_Activity:_
The answer is every line in the data below that contains the word "JSON".

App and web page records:
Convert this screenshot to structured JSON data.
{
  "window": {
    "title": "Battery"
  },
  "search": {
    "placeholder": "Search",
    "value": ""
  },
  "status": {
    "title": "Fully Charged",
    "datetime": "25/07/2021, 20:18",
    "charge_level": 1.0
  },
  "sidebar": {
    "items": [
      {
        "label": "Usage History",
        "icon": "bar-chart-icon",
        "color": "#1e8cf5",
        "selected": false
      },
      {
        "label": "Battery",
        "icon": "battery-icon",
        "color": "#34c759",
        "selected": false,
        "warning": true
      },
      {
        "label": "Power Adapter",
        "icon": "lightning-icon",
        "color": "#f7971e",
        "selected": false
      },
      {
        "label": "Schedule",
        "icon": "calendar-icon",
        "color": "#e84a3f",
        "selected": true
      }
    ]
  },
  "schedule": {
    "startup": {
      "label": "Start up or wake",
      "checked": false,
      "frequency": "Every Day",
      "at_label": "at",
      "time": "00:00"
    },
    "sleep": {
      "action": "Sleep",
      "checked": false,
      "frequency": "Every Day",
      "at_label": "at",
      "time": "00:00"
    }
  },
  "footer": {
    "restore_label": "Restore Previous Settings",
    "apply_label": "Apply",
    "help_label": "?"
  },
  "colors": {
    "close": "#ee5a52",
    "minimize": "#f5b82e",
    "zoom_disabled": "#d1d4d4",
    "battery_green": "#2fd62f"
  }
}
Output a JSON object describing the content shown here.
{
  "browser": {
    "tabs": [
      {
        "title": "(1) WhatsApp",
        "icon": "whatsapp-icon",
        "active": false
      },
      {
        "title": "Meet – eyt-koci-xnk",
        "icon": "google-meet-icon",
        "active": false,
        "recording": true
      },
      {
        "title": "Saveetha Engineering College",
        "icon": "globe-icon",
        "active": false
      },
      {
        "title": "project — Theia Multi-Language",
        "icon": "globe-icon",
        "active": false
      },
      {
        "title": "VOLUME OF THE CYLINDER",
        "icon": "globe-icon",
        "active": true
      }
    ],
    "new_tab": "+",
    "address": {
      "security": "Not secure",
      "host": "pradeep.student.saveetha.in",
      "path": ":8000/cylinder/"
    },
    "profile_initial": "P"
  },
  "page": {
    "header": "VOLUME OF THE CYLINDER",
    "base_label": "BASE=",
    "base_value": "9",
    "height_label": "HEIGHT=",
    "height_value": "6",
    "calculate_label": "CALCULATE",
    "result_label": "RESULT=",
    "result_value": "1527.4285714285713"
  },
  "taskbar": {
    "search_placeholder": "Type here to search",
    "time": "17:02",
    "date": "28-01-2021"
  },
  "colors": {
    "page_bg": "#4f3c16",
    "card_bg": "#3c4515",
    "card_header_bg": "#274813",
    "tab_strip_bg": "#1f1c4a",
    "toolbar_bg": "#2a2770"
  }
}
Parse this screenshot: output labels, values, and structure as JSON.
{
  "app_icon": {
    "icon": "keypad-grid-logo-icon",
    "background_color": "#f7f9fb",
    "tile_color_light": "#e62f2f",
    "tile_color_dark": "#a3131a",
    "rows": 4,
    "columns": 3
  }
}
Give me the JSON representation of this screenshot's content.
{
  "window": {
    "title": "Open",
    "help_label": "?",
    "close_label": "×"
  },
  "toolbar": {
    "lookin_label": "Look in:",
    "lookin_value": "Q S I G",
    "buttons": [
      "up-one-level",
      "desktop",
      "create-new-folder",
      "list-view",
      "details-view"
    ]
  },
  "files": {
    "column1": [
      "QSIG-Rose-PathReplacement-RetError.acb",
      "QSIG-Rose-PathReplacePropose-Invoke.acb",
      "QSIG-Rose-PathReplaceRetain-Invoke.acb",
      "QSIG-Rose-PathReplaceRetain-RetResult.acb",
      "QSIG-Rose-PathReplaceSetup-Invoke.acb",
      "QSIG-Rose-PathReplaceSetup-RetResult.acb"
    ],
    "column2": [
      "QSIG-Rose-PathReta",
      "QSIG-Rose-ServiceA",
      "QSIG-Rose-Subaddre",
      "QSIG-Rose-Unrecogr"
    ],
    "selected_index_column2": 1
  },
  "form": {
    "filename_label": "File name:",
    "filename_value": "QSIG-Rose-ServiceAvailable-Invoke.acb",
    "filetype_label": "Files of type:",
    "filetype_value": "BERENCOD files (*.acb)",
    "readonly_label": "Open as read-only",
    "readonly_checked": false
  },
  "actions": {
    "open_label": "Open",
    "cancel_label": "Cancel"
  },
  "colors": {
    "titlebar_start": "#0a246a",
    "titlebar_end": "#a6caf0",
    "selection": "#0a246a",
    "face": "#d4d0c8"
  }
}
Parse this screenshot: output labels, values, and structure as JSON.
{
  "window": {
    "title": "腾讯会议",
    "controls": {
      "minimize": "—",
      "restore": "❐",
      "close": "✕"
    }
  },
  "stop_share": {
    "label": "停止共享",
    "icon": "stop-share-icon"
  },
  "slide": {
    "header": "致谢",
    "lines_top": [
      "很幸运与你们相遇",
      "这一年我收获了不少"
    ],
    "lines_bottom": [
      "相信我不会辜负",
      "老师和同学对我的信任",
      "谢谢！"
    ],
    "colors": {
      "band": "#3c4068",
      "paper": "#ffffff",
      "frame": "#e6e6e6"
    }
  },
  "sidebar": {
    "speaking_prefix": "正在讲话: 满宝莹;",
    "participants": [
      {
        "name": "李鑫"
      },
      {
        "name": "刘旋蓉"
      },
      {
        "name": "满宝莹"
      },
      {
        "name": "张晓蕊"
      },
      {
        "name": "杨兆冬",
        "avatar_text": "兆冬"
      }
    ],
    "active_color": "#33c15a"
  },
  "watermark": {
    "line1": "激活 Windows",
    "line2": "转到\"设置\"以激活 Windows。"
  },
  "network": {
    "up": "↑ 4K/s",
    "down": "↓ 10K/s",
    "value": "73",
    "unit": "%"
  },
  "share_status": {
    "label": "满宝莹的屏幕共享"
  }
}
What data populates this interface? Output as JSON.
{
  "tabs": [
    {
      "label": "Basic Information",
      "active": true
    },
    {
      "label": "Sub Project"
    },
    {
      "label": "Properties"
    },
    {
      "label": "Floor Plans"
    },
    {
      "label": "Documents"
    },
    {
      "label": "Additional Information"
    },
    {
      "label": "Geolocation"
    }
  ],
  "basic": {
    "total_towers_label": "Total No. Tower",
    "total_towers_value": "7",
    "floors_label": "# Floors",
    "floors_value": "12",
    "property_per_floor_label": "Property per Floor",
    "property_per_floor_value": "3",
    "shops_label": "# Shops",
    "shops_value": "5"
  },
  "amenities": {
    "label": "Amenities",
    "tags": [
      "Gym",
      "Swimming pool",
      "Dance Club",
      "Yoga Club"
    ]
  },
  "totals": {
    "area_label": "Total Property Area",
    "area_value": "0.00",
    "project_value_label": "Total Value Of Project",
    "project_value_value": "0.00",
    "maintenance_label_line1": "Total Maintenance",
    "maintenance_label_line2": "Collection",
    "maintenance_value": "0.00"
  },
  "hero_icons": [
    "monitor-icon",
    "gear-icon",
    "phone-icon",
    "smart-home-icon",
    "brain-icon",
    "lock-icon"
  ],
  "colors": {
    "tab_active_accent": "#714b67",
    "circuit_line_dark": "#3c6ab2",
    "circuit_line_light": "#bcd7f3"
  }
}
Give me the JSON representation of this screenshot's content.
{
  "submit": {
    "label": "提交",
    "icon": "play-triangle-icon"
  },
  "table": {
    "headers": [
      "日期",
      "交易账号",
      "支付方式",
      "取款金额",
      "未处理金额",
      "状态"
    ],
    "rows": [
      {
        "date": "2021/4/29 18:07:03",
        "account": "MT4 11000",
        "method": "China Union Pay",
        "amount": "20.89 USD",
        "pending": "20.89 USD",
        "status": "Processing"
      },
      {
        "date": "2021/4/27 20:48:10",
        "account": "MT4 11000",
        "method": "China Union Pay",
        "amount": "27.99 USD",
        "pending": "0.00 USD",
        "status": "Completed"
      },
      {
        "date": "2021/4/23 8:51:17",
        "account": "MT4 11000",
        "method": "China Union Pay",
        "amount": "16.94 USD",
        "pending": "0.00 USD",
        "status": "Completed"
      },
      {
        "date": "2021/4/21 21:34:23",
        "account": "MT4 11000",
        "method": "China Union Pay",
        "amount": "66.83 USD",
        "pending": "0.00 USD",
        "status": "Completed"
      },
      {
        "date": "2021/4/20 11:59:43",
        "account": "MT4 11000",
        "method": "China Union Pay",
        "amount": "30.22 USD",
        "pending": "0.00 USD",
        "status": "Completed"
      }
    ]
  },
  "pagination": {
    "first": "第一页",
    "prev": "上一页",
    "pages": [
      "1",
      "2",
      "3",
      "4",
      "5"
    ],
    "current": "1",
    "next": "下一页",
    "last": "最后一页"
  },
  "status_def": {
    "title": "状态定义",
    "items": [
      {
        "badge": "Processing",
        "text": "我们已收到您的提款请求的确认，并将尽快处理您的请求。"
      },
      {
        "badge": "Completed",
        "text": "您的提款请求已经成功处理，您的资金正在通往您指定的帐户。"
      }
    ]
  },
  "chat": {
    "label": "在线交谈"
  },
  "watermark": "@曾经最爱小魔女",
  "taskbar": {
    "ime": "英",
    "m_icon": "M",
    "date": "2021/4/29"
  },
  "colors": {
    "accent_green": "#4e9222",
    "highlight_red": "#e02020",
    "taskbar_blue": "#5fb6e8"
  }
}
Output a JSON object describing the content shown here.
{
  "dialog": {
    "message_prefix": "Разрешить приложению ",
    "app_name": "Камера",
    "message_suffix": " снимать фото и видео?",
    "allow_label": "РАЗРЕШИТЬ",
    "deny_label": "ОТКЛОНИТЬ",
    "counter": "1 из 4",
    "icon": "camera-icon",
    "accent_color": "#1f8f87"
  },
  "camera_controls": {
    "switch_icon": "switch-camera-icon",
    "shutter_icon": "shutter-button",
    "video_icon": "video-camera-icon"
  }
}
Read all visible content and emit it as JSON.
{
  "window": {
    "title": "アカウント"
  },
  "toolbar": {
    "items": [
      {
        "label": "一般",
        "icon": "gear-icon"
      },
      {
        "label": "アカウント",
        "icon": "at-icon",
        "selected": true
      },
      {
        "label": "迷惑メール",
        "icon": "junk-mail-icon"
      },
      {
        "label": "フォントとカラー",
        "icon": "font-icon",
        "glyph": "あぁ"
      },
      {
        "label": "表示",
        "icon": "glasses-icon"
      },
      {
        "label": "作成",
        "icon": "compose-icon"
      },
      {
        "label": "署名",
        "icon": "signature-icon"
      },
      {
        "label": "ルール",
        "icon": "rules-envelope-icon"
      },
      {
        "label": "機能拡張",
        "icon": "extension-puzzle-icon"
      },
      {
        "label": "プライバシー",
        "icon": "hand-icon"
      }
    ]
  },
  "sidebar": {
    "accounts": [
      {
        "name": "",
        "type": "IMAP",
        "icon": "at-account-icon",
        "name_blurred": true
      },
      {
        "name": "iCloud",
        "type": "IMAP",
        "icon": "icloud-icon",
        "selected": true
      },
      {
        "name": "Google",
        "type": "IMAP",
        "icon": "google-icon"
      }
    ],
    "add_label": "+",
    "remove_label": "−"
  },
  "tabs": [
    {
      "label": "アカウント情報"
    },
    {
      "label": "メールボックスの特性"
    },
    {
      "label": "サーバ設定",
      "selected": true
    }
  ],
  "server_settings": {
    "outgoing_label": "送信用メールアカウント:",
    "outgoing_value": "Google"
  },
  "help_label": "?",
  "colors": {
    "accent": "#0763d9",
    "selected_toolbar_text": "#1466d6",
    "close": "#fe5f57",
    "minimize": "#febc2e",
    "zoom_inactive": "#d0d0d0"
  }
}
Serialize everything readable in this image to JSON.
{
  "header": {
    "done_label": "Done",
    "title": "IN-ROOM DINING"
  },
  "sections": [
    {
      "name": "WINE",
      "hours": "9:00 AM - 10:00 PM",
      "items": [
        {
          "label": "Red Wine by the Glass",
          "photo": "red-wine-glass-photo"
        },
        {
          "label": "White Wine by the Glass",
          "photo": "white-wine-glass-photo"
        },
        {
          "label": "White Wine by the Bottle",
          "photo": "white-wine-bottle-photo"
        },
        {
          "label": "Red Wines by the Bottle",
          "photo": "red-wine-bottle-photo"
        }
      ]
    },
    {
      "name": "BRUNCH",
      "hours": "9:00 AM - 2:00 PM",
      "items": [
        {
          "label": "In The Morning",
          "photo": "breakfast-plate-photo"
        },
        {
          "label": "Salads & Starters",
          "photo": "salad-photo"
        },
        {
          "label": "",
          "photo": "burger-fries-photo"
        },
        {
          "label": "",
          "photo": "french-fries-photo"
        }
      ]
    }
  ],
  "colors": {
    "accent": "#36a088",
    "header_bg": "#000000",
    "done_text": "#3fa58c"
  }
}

_Solution:_
Convert this screenshot to structured JSON data.
Output a JSON object describing the content shown here.
Parse this screenshot: output labels, values, and structure as JSON.
Give me the JSON representation of this screenshot's content.
Parse this screenshot: output labels, values, and structure as JSON.
What data populates this interface? Output as JSON.
Give me the JSON representation of this screenshot's content.
Output a JSON object describing the content shown here.
Read all visible content and emit it as JSON.
Serialize everything readable in this image to JSON.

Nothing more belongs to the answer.